▶ _Task instructions_
Collect all lines containing the word "Shopping" from the data.
┌─ Data section
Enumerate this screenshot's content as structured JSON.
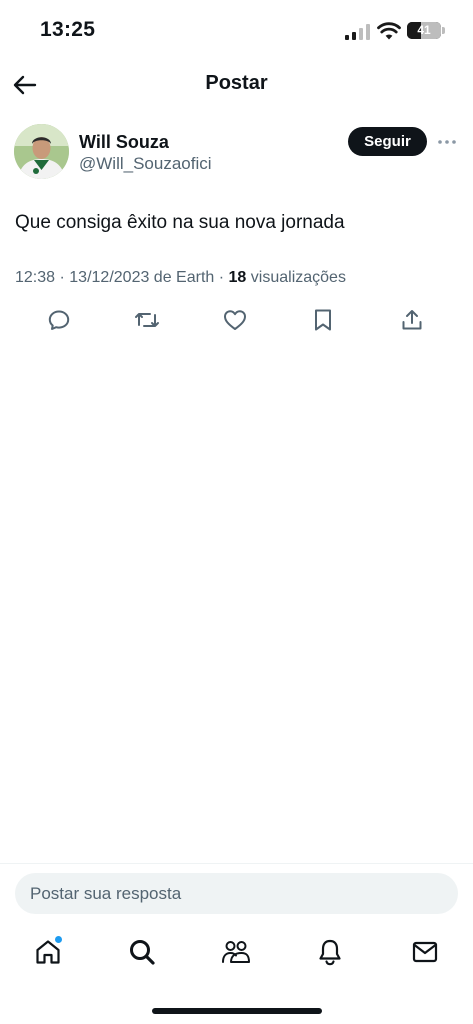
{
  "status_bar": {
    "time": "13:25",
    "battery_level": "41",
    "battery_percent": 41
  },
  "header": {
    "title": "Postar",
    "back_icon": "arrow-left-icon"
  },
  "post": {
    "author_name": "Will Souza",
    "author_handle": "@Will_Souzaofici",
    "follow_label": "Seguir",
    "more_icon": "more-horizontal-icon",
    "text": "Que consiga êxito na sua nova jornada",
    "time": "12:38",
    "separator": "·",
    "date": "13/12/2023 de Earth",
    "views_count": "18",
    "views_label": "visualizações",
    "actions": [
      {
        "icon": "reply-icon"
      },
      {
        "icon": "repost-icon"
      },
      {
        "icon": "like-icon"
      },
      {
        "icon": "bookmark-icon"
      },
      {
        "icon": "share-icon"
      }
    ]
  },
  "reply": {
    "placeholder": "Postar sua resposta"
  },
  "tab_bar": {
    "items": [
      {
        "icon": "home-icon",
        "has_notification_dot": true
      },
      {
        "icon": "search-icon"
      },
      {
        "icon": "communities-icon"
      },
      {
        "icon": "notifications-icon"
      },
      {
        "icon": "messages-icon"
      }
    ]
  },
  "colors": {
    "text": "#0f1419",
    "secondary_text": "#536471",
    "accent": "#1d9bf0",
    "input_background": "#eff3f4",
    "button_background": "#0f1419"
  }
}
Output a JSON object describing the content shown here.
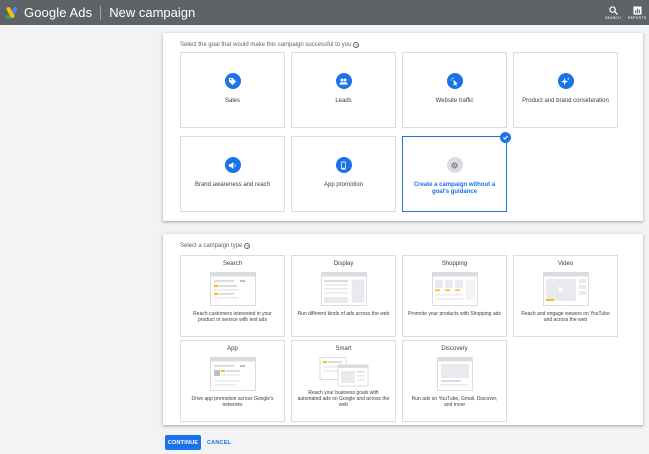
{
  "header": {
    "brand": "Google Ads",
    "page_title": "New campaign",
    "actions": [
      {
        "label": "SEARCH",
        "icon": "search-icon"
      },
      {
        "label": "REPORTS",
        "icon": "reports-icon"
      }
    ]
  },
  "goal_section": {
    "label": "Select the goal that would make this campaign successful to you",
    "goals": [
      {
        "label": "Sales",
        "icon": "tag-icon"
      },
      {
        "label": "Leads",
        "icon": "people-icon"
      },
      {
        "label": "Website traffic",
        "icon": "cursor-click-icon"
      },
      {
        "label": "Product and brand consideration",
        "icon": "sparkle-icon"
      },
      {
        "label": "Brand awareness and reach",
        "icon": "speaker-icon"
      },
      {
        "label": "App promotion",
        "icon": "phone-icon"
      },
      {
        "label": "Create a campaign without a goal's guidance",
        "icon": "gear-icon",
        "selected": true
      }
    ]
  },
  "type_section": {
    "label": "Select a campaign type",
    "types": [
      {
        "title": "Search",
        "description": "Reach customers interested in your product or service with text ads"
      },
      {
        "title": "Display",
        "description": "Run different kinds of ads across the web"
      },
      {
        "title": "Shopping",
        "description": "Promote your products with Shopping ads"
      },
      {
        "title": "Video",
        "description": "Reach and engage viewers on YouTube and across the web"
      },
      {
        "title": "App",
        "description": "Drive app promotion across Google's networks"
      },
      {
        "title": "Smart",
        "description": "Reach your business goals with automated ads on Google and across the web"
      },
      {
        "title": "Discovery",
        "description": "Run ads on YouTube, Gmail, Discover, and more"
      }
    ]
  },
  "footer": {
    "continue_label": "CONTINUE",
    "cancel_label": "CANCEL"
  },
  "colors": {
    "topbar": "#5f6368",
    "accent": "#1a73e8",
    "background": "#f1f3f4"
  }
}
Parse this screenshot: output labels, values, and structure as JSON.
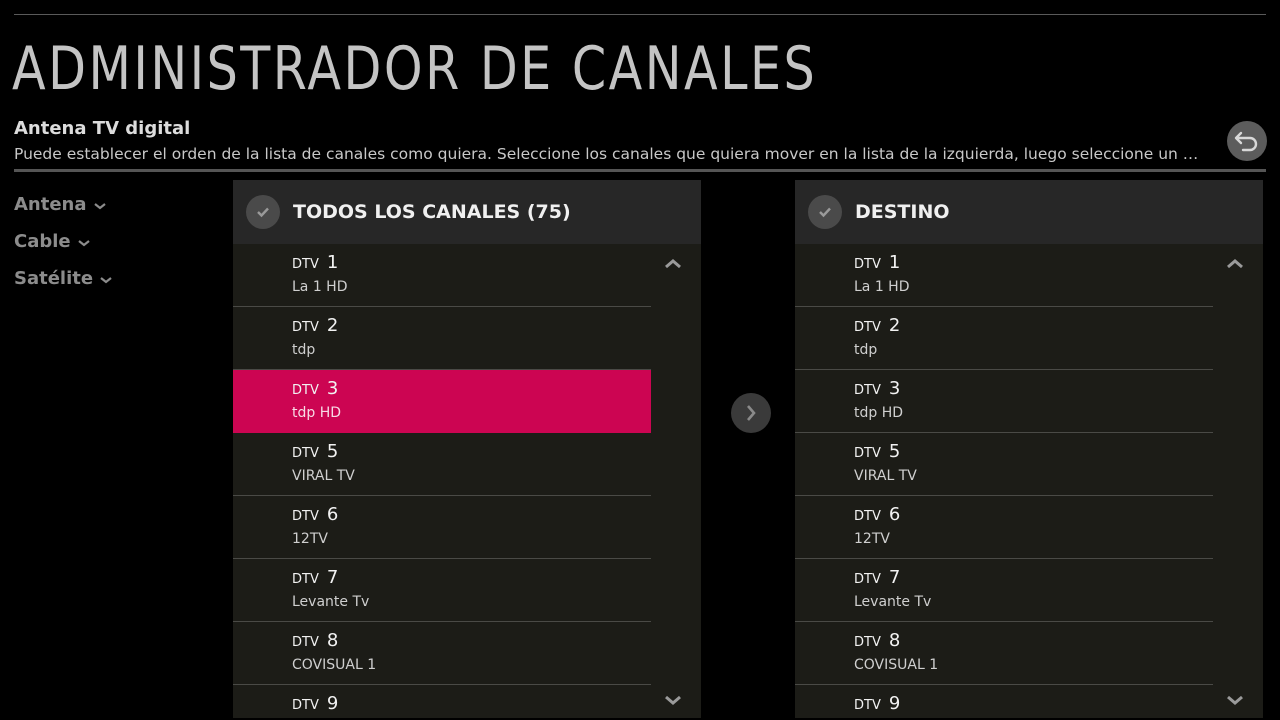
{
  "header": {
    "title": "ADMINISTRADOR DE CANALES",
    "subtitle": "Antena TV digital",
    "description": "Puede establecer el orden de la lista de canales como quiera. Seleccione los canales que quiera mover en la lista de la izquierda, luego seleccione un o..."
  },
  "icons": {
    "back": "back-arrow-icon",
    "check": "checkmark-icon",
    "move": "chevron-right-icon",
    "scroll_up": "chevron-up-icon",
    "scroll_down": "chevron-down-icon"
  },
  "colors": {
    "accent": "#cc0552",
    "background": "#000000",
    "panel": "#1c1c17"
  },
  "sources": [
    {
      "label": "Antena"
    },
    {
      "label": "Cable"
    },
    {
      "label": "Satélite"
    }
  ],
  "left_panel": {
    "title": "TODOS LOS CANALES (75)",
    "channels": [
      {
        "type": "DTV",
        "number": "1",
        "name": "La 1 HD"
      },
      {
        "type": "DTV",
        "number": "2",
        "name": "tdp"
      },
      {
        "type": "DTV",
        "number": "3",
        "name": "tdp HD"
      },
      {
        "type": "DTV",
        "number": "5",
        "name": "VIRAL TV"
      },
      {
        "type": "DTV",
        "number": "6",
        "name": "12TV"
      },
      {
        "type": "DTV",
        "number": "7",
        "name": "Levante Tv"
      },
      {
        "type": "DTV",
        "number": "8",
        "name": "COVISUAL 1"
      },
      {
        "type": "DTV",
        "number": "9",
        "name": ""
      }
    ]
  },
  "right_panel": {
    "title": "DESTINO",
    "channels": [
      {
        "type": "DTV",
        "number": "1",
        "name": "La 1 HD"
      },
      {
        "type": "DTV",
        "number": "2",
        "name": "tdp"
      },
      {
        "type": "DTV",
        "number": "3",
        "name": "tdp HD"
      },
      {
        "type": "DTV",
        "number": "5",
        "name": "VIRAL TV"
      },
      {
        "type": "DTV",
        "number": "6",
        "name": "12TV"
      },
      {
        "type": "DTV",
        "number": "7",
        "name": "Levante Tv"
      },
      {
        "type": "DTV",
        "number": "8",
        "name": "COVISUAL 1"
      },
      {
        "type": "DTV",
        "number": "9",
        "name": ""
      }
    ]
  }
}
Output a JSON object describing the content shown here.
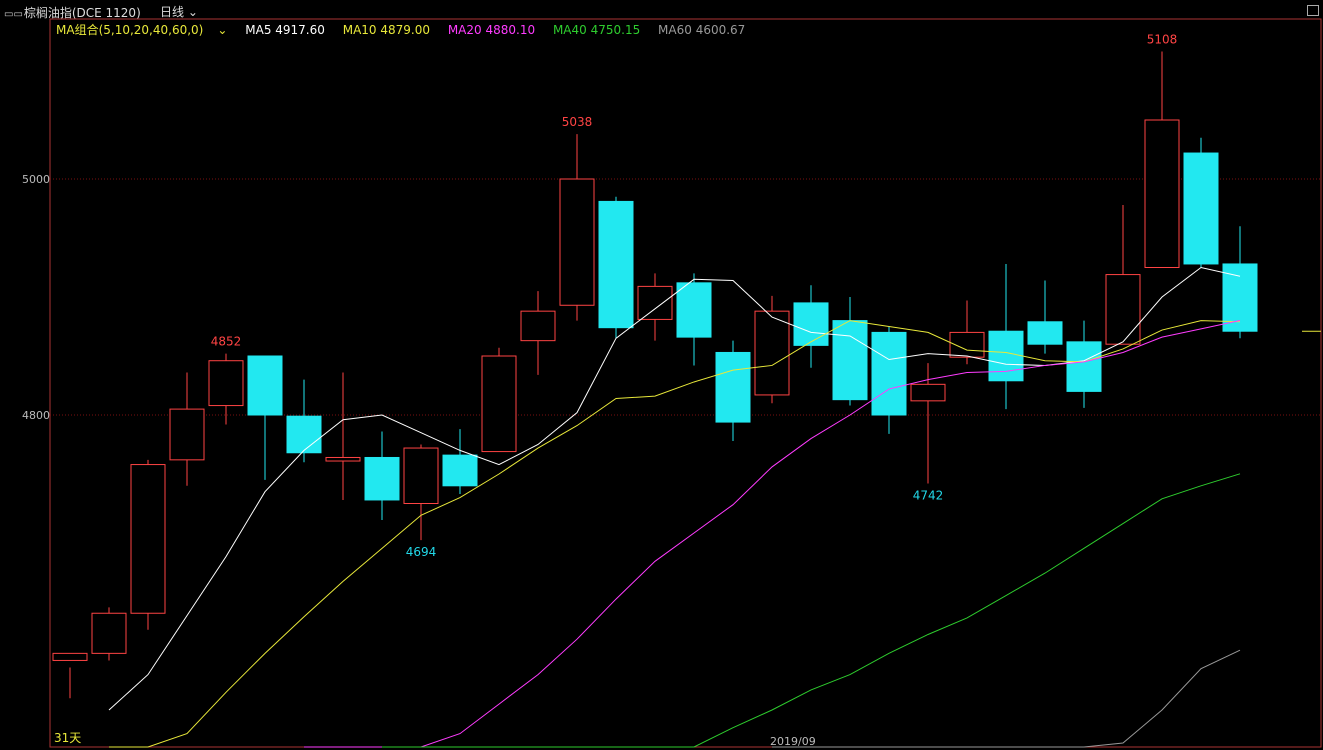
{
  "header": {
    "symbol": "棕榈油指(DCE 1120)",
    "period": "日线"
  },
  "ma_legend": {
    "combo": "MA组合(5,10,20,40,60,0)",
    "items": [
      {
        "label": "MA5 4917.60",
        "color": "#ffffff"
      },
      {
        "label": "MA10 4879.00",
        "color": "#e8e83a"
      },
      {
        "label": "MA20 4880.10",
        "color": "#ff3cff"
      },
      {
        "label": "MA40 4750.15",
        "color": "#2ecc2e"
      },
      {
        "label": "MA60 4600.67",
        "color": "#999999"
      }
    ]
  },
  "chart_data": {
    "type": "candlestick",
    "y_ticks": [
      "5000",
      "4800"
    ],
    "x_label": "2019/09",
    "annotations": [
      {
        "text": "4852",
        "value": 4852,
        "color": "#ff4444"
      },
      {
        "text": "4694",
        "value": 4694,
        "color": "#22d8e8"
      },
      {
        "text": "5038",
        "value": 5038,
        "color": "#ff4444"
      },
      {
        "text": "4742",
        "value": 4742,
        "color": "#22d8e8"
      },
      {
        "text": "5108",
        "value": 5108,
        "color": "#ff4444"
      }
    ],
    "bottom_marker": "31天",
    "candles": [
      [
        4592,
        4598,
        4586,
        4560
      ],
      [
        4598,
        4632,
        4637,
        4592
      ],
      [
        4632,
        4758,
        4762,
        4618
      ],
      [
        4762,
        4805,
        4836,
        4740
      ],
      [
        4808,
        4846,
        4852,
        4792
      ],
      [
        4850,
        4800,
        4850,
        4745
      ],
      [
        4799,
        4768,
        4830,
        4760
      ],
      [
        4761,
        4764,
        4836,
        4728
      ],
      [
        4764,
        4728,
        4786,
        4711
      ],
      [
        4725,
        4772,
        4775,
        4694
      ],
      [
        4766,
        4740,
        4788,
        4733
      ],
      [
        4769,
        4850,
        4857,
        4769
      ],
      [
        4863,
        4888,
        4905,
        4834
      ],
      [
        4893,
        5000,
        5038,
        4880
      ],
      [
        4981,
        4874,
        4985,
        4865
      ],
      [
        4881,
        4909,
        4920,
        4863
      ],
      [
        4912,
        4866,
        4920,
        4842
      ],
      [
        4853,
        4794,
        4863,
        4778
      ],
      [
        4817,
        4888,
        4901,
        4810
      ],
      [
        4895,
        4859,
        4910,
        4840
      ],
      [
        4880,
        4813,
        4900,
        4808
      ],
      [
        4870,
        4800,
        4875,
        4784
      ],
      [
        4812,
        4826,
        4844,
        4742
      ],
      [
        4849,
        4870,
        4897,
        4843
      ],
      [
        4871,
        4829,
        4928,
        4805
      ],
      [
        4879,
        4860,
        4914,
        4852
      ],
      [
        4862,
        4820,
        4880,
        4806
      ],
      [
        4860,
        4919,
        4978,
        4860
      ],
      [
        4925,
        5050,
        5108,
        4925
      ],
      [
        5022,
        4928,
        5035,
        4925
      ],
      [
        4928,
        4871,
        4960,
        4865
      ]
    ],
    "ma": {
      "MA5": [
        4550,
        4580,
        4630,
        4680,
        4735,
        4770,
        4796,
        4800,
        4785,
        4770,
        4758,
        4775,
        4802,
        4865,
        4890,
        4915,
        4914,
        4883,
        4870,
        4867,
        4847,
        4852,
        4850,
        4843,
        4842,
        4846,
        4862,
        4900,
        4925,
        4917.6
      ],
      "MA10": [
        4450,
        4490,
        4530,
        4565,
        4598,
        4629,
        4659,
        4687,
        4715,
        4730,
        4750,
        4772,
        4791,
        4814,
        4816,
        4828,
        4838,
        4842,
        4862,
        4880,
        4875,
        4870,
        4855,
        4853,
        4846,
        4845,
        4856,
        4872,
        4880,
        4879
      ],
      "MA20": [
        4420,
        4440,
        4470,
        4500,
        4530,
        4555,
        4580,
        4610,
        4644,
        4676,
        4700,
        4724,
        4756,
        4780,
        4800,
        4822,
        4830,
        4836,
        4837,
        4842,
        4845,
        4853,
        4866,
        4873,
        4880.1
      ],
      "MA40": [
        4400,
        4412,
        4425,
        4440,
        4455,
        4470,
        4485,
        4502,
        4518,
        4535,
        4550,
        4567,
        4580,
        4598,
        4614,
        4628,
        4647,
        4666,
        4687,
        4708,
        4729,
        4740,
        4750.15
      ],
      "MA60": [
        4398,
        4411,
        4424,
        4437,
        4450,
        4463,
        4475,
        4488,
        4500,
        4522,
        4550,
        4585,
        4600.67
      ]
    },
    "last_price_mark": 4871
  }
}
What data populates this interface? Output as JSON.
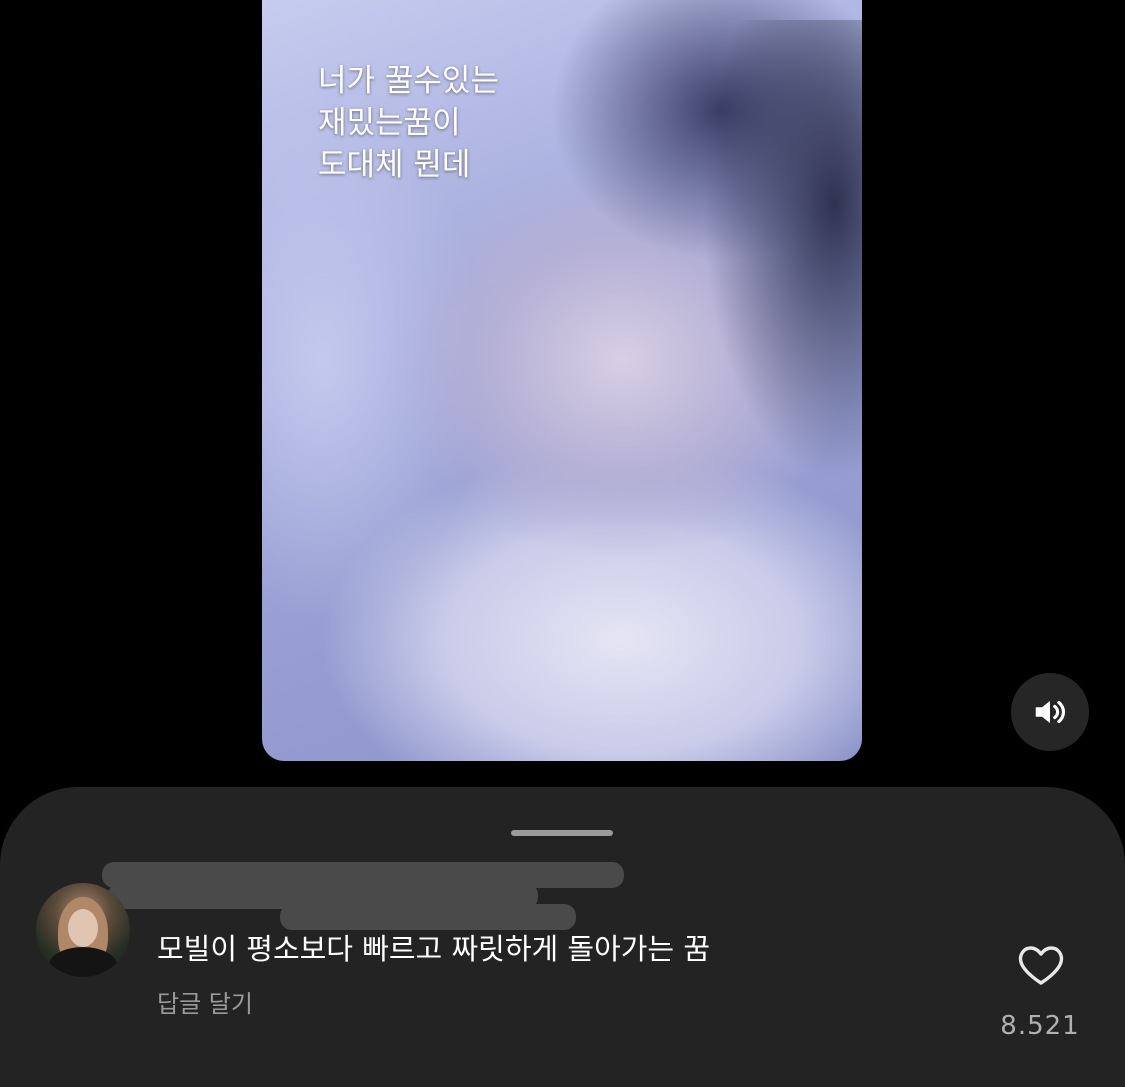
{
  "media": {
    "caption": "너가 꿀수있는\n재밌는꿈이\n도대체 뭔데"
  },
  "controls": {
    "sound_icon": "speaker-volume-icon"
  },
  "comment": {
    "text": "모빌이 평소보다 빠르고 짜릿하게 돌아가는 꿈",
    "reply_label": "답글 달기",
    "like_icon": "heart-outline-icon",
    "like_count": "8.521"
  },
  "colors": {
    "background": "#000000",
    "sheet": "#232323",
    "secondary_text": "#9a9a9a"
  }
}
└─
▶ _Response box_
        "title": "Shopping",
        "description": "Promote your products with Shopping ads"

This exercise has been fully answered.